Choosing a Sportsbook


A sportsbook is a place, either online or in a brick and mortar building, where people can make wagers on various sporting events. In order to bet, you must have a sportsbook account and the money to fund it. Some sites also offer free trial accounts for potential customers so they can try out the site before they deposit real money. While there are many different sportsbook options, it is important to choose the one that meets your personal needs and requirements.

A sportsbook’s business model relies on a fixed percentage of all bets placed to cover operating expenses and provide a profit. This percentage is known as the juice or vig. The higher the juice, the better for a sportsbook, as it means they can take in more bets and generate a larger amount of revenue. Typically, the smaller bookie will have a higher juice while the bigger bookie will have a lower juice.

Sportsbooks are a major part of the gambling industry and operate differently than traditional casinos. They are licensed and regulated by the state in which they operate, so they have to meet certain standards. Among other things, they must be transparent in their operations and disclose all of the relevant information to their customers. They also must be fair and reasonable in their payouts. Those who are not complying with these standards can face penalties and fines.

The most common way to bet on a sport is by placing a bet against the spread, or point spread. The sportsbook sets odds on a given outcome based on its probability, and players then bet on whether or not the event will happen. The odds are set to reflect the likelihood that a specific team will win or lose, so a more likely outcome has a lower risk and pays out less than a bet on an unlikely outcome.

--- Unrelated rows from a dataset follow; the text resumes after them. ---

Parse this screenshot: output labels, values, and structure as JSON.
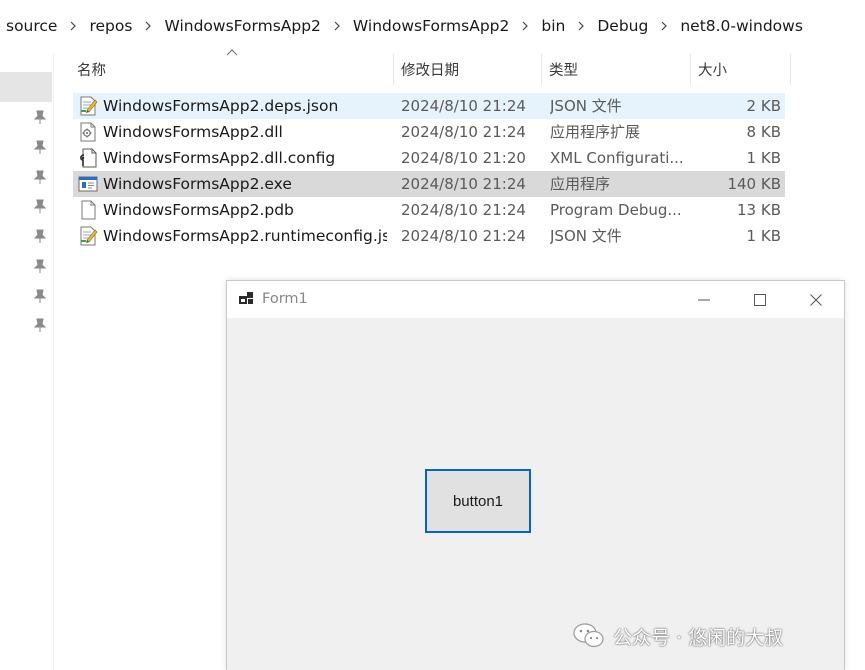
{
  "breadcrumb": [
    "source",
    "repos",
    "WindowsFormsApp2",
    "WindowsFormsApp2",
    "bin",
    "Debug",
    "net8.0-windows"
  ],
  "columns": {
    "name": "名称",
    "date": "修改日期",
    "type": "类型",
    "size": "大小"
  },
  "files": [
    {
      "name": "WindowsFormsApp2.deps.json",
      "date": "2024/8/10 21:24",
      "type": "JSON 文件",
      "size": "2 KB",
      "icon": "json-file-icon"
    },
    {
      "name": "WindowsFormsApp2.dll",
      "date": "2024/8/10 21:24",
      "type": "应用程序扩展",
      "size": "8 KB",
      "icon": "dll-file-icon"
    },
    {
      "name": "WindowsFormsApp2.dll.config",
      "date": "2024/8/10 21:20",
      "type": "XML Configurati...",
      "size": "1 KB",
      "icon": "config-file-icon"
    },
    {
      "name": "WindowsFormsApp2.exe",
      "date": "2024/8/10 21:24",
      "type": "应用程序",
      "size": "140 KB",
      "icon": "exe-file-icon"
    },
    {
      "name": "WindowsFormsApp2.pdb",
      "date": "2024/8/10 21:24",
      "type": "Program Debug...",
      "size": "13 KB",
      "icon": "blank-file-icon"
    },
    {
      "name": "WindowsFormsApp2.runtimeconfig.js...",
      "date": "2024/8/10 21:24",
      "type": "JSON 文件",
      "size": "1 KB",
      "icon": "json-file-icon"
    }
  ],
  "form": {
    "title": "Form1",
    "button_label": "button1"
  },
  "watermark": {
    "text": "公众号 · 悠闲的大叔"
  },
  "colors": {
    "accent": "#0a62c4",
    "row_hover": "#e6f2fc",
    "row_selected": "#d9d9d9",
    "form_bg": "#f0f0f0"
  }
}
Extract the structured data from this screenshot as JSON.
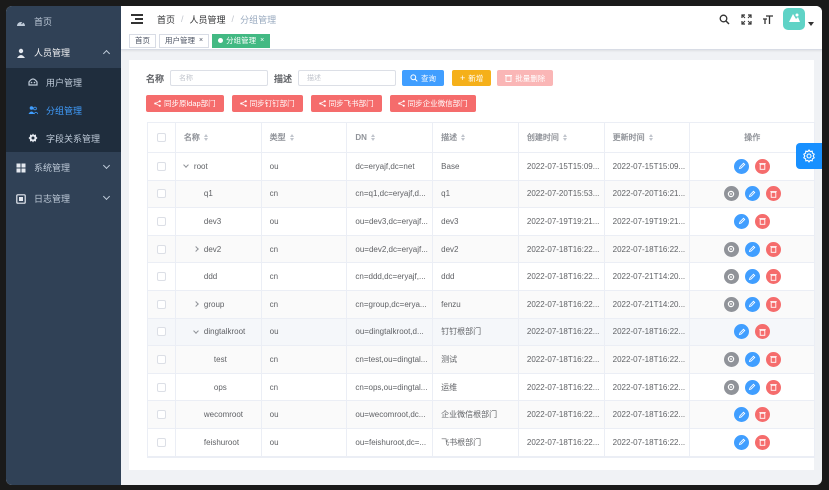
{
  "sidebar": {
    "items": [
      {
        "label": "首页",
        "icon": "dashboard-icon"
      },
      {
        "label": "人员管理",
        "icon": "user-icon",
        "expanded": true
      },
      {
        "label": "系统管理",
        "icon": "grid-icon"
      },
      {
        "label": "日志管理",
        "icon": "log-icon"
      }
    ],
    "subitems": [
      {
        "label": "用户管理",
        "icon": "user-manage-icon"
      },
      {
        "label": "分组管理",
        "icon": "group-icon",
        "active": true
      },
      {
        "label": "字段关系管理",
        "icon": "field-relation-icon"
      }
    ]
  },
  "breadcrumb": [
    "首页",
    "人员管理",
    "分组管理"
  ],
  "tags": [
    {
      "label": "首页"
    },
    {
      "label": "用户管理",
      "close": "×"
    },
    {
      "label": "分组管理",
      "close": "×",
      "active": true
    }
  ],
  "search": {
    "name_label": "名称",
    "name_placeholder": "名称",
    "desc_label": "描述",
    "desc_placeholder": "描述",
    "query_label": "查询",
    "add_label": "新增",
    "batch_delete_label": "批量删除"
  },
  "sync_buttons": [
    "同步原ldap部门",
    "同步钉钉部门",
    "同步飞书部门",
    "同步企业微信部门"
  ],
  "table": {
    "headers": [
      "名称",
      "类型",
      "DN",
      "描述",
      "创建时间",
      "更新时间",
      "操作"
    ],
    "rows": [
      {
        "name": "root",
        "type": "ou",
        "dn": "dc=eryajf,dc=net",
        "desc": "Base",
        "created": "2022-07-15T15:09...",
        "updated": "2022-07-15T15:09...",
        "level": 0,
        "toggle": "down",
        "ops": [
          "edit",
          "delete"
        ]
      },
      {
        "name": "q1",
        "type": "cn",
        "dn": "cn=q1,dc=eryajf,d...",
        "desc": "q1",
        "created": "2022-07-20T15:53...",
        "updated": "2022-07-20T16:21...",
        "level": 1,
        "toggle": "none",
        "ops": [
          "setting",
          "edit",
          "delete"
        ]
      },
      {
        "name": "dev3",
        "type": "ou",
        "dn": "ou=dev3,dc=eryajf...",
        "desc": "dev3",
        "created": "2022-07-19T19:21...",
        "updated": "2022-07-19T19:21...",
        "level": 1,
        "toggle": "none",
        "ops": [
          "edit",
          "delete"
        ]
      },
      {
        "name": "dev2",
        "type": "cn",
        "dn": "ou=dev2,dc=eryajf...",
        "desc": "dev2",
        "created": "2022-07-18T16:22...",
        "updated": "2022-07-18T16:22...",
        "level": 1,
        "toggle": "right",
        "ops": [
          "setting",
          "edit",
          "delete"
        ]
      },
      {
        "name": "ddd",
        "type": "cn",
        "dn": "cn=ddd,dc=eryajf,...",
        "desc": "ddd",
        "created": "2022-07-18T16:22...",
        "updated": "2022-07-21T14:20...",
        "level": 1,
        "toggle": "none",
        "ops": [
          "setting",
          "edit",
          "delete"
        ]
      },
      {
        "name": "group",
        "type": "cn",
        "dn": "cn=group,dc=erya...",
        "desc": "fenzu",
        "created": "2022-07-18T16:22...",
        "updated": "2022-07-21T14:20...",
        "level": 1,
        "toggle": "right",
        "ops": [
          "setting",
          "edit",
          "delete"
        ]
      },
      {
        "name": "dingtalkroot",
        "type": "ou",
        "dn": "ou=dingtalkroot,d...",
        "desc": "钉钉根部门",
        "created": "2022-07-18T16:22...",
        "updated": "2022-07-18T16:22...",
        "level": 1,
        "toggle": "down",
        "ops": [
          "edit",
          "delete"
        ],
        "highlight": true
      },
      {
        "name": "test",
        "type": "cn",
        "dn": "cn=test,ou=dingtal...",
        "desc": "测试",
        "created": "2022-07-18T16:22...",
        "updated": "2022-07-18T16:22...",
        "level": 2,
        "toggle": "none",
        "ops": [
          "setting",
          "edit",
          "delete"
        ]
      },
      {
        "name": "ops",
        "type": "cn",
        "dn": "cn=ops,ou=dingtal...",
        "desc": "运维",
        "created": "2022-07-18T16:22...",
        "updated": "2022-07-18T16:22...",
        "level": 2,
        "toggle": "none",
        "ops": [
          "setting",
          "edit",
          "delete"
        ]
      },
      {
        "name": "wecomroot",
        "type": "ou",
        "dn": "ou=wecomroot,dc...",
        "desc": "企业微信根部门",
        "created": "2022-07-18T16:22...",
        "updated": "2022-07-18T16:22...",
        "level": 1,
        "toggle": "none",
        "ops": [
          "edit",
          "delete"
        ]
      },
      {
        "name": "feishuroot",
        "type": "ou",
        "dn": "ou=feishuroot,dc=...",
        "desc": "飞书根部门",
        "created": "2022-07-18T16:22...",
        "updated": "2022-07-18T16:22...",
        "level": 1,
        "toggle": "none",
        "ops": [
          "edit",
          "delete"
        ]
      }
    ]
  },
  "colors": {
    "sidebar_bg": "#304156",
    "primary": "#409eff",
    "danger": "#f56c6c",
    "warning": "#f5b01a",
    "tag_active": "#42b983"
  }
}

While betting on sports has become an integral part of the American culture, it’s worth pointing out that it wasn’t legal in most states until May 2018, when the Supreme Court overturned a federal law that banned sportsbooks in most states except Nevada. Betting on sports has now become a ubiquitous feature of the NFL experience, from pregame shows where experts advise bettors to the lines that appear onscreen during the telecasts themselves.

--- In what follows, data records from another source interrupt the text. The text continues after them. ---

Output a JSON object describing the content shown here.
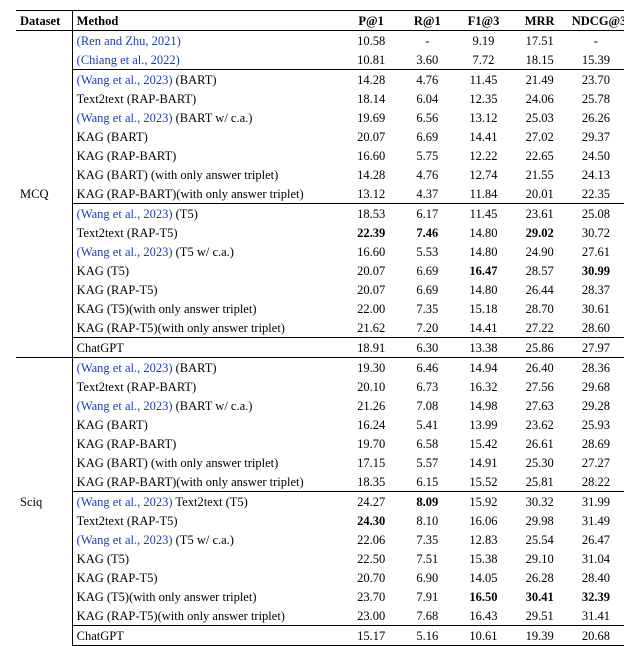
{
  "header": {
    "cols": [
      "Dataset",
      "Method",
      "P@1",
      "R@1",
      "F1@3",
      "MRR",
      "NDCG@3"
    ]
  },
  "chart_data": {
    "type": "table",
    "title": "",
    "datasets": [
      {
        "name": "MCQ",
        "groups": [
          [
            {
              "method_plain": "",
              "cite": "(Ren and Zhu, 2021)",
              "suffix": "",
              "p1": "10.58",
              "r1": "-",
              "f1": "9.19",
              "mrr": "17.51",
              "ndcg": "-"
            },
            {
              "method_plain": "",
              "cite": "(Chiang et al., 2022)",
              "suffix": "",
              "p1": "10.81",
              "r1": "3.60",
              "f1": "7.72",
              "mrr": "18.15",
              "ndcg": "15.39"
            }
          ],
          [
            {
              "method_plain": "",
              "cite": "(Wang et al., 2023)",
              "suffix": " (BART)",
              "p1": "14.28",
              "r1": "4.76",
              "f1": "11.45",
              "mrr": "21.49",
              "ndcg": "23.70"
            },
            {
              "method_plain": "Text2text (RAP-BART)",
              "cite": "",
              "suffix": "",
              "p1": "18.14",
              "r1": "6.04",
              "f1": "12.35",
              "mrr": "24.06",
              "ndcg": "25.78"
            },
            {
              "method_plain": "",
              "cite": "(Wang et al., 2023)",
              "suffix": " (BART w/ c.a.)",
              "p1": "19.69",
              "r1": "6.56",
              "f1": "13.12",
              "mrr": "25.03",
              "ndcg": "26.26"
            },
            {
              "method_plain": "KAG (BART)",
              "cite": "",
              "suffix": "",
              "p1": "20.07",
              "r1": "6.69",
              "f1": "14.41",
              "mrr": "27.02",
              "ndcg": "29.37"
            },
            {
              "method_plain": "KAG (RAP-BART)",
              "cite": "",
              "suffix": "",
              "p1": "16.60",
              "r1": "5.75",
              "f1": "12.22",
              "mrr": "22.65",
              "ndcg": "24.50"
            },
            {
              "method_plain": "KAG (BART) (with only answer triplet)",
              "cite": "",
              "suffix": "",
              "p1": "14.28",
              "r1": "4.76",
              "f1": "12.74",
              "mrr": "21.55",
              "ndcg": "24.13"
            },
            {
              "method_plain": "KAG (RAP-BART)(with only answer triplet)",
              "cite": "",
              "suffix": "",
              "p1": "13.12",
              "r1": "4.37",
              "f1": "11.84",
              "mrr": "20.01",
              "ndcg": "22.35"
            }
          ],
          [
            {
              "method_plain": "",
              "cite": "(Wang et al., 2023)",
              "suffix": " (T5)",
              "p1": "18.53",
              "r1": "6.17",
              "f1": "11.45",
              "mrr": "23.61",
              "ndcg": "25.08"
            },
            {
              "method_plain": "Text2text (RAP-T5)",
              "cite": "",
              "suffix": "",
              "p1": "22.39",
              "r1": "7.46",
              "f1": "14.80",
              "mrr": "29.02",
              "ndcg": "30.72",
              "bold": [
                "p1",
                "r1",
                "mrr"
              ]
            },
            {
              "method_plain": "",
              "cite": "(Wang et al., 2023)",
              "suffix": " (T5 w/ c.a.)",
              "p1": "16.60",
              "r1": "5.53",
              "f1": "14.80",
              "mrr": "24.90",
              "ndcg": "27.61"
            },
            {
              "method_plain": "KAG (T5)",
              "cite": "",
              "suffix": "",
              "p1": "20.07",
              "r1": "6.69",
              "f1": "16.47",
              "mrr": "28.57",
              "ndcg": "30.99",
              "bold": [
                "f1",
                "ndcg"
              ]
            },
            {
              "method_plain": "KAG (RAP-T5)",
              "cite": "",
              "suffix": "",
              "p1": "20.07",
              "r1": "6.69",
              "f1": "14.80",
              "mrr": "26.44",
              "ndcg": "28.37"
            },
            {
              "method_plain": "KAG (T5)(with only answer triplet)",
              "cite": "",
              "suffix": "",
              "p1": "22.00",
              "r1": "7.35",
              "f1": "15.18",
              "mrr": "28.70",
              "ndcg": "30.61"
            },
            {
              "method_plain": "KAG (RAP-T5)(with only answer triplet)",
              "cite": "",
              "suffix": "",
              "p1": "21.62",
              "r1": "7.20",
              "f1": "14.41",
              "mrr": "27.22",
              "ndcg": "28.60"
            }
          ],
          [
            {
              "method_plain": "ChatGPT",
              "cite": "",
              "suffix": "",
              "p1": "18.91",
              "r1": "6.30",
              "f1": "13.38",
              "mrr": "25.86",
              "ndcg": "27.97"
            }
          ]
        ]
      },
      {
        "name": "Sciq",
        "groups": [
          [
            {
              "method_plain": "",
              "cite": "(Wang et al., 2023)",
              "suffix": " (BART)",
              "p1": "19.30",
              "r1": "6.46",
              "f1": "14.94",
              "mrr": "26.40",
              "ndcg": "28.36"
            },
            {
              "method_plain": "Text2text (RAP-BART)",
              "cite": "",
              "suffix": "",
              "p1": "20.10",
              "r1": "6.73",
              "f1": "16.32",
              "mrr": "27.56",
              "ndcg": "29.68"
            },
            {
              "method_plain": "",
              "cite": "(Wang et al., 2023)",
              "suffix": " (BART w/ c.a.)",
              "p1": "21.26",
              "r1": "7.08",
              "f1": "14.98",
              "mrr": "27.63",
              "ndcg": "29.28"
            },
            {
              "method_plain": "KAG (BART)",
              "cite": "",
              "suffix": "",
              "p1": "16.24",
              "r1": "5.41",
              "f1": "13.99",
              "mrr": "23.62",
              "ndcg": "25.93"
            },
            {
              "method_plain": "KAG (RAP-BART)",
              "cite": "",
              "suffix": "",
              "p1": "19.70",
              "r1": "6.58",
              "f1": "15.42",
              "mrr": "26.61",
              "ndcg": "28.69"
            },
            {
              "method_plain": "KAG (BART) (with only answer triplet)",
              "cite": "",
              "suffix": "",
              "p1": "17.15",
              "r1": "5.57",
              "f1": "14.91",
              "mrr": "25.30",
              "ndcg": "27.27"
            },
            {
              "method_plain": "KAG (RAP-BART)(with only answer triplet)",
              "cite": "",
              "suffix": "",
              "p1": "18.35",
              "r1": "6.15",
              "f1": "15.52",
              "mrr": "25.81",
              "ndcg": "28.22"
            }
          ],
          [
            {
              "method_plain": "",
              "cite": "(Wang et al., 2023)",
              "suffix": " Text2text (T5)",
              "p1": "24.27",
              "r1": "8.09",
              "f1": "15.92",
              "mrr": "30.32",
              "ndcg": "31.99",
              "bold": [
                "r1"
              ]
            },
            {
              "method_plain": "Text2text (RAP-T5)",
              "cite": "",
              "suffix": "",
              "p1": "24.30",
              "r1": "8.10",
              "f1": "16.06",
              "mrr": "29.98",
              "ndcg": "31.49",
              "bold": [
                "p1"
              ]
            },
            {
              "method_plain": "",
              "cite": "(Wang et al., 2023)",
              "suffix": " (T5 w/ c.a.)",
              "p1": "22.06",
              "r1": "7.35",
              "f1": "12.83",
              "mrr": "25.54",
              "ndcg": "26.47"
            },
            {
              "method_plain": "KAG (T5)",
              "cite": "",
              "suffix": "",
              "p1": "22.50",
              "r1": "7.51",
              "f1": "15.38",
              "mrr": "29.10",
              "ndcg": "31.04"
            },
            {
              "method_plain": "KAG (RAP-T5)",
              "cite": "",
              "suffix": "",
              "p1": "20.70",
              "r1": "6.90",
              "f1": "14.05",
              "mrr": "26.28",
              "ndcg": "28.40"
            },
            {
              "method_plain": "KAG (T5)(with only answer triplet)",
              "cite": "",
              "suffix": "",
              "p1": "23.70",
              "r1": "7.91",
              "f1": "16.50",
              "mrr": "30.41",
              "ndcg": "32.39",
              "bold": [
                "f1",
                "mrr",
                "ndcg"
              ]
            },
            {
              "method_plain": "KAG (RAP-T5)(with only answer triplet)",
              "cite": "",
              "suffix": "",
              "p1": "23.00",
              "r1": "7.68",
              "f1": "16.43",
              "mrr": "29.51",
              "ndcg": "31.41"
            }
          ],
          [
            {
              "method_plain": "ChatGPT",
              "cite": "",
              "suffix": "",
              "p1": "15.17",
              "r1": "5.16",
              "f1": "10.61",
              "mrr": "19.39",
              "ndcg": "20.68"
            }
          ]
        ]
      }
    ]
  }
}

When choosing a sportsbook, look for a website that offers a user-friendly interface. You should also be able to find the sports you want to bet on, and the payment methods that are available. A good sportsbook will accept credit cards and debit cards, as well as Bitcoin payments. In addition, they should be secure and licensed by the government in which they operate. It’s also a good idea to read customer reviews, but be careful to avoid being a slave to them. What one person considers to be negative, another might view as positive, and vice versa.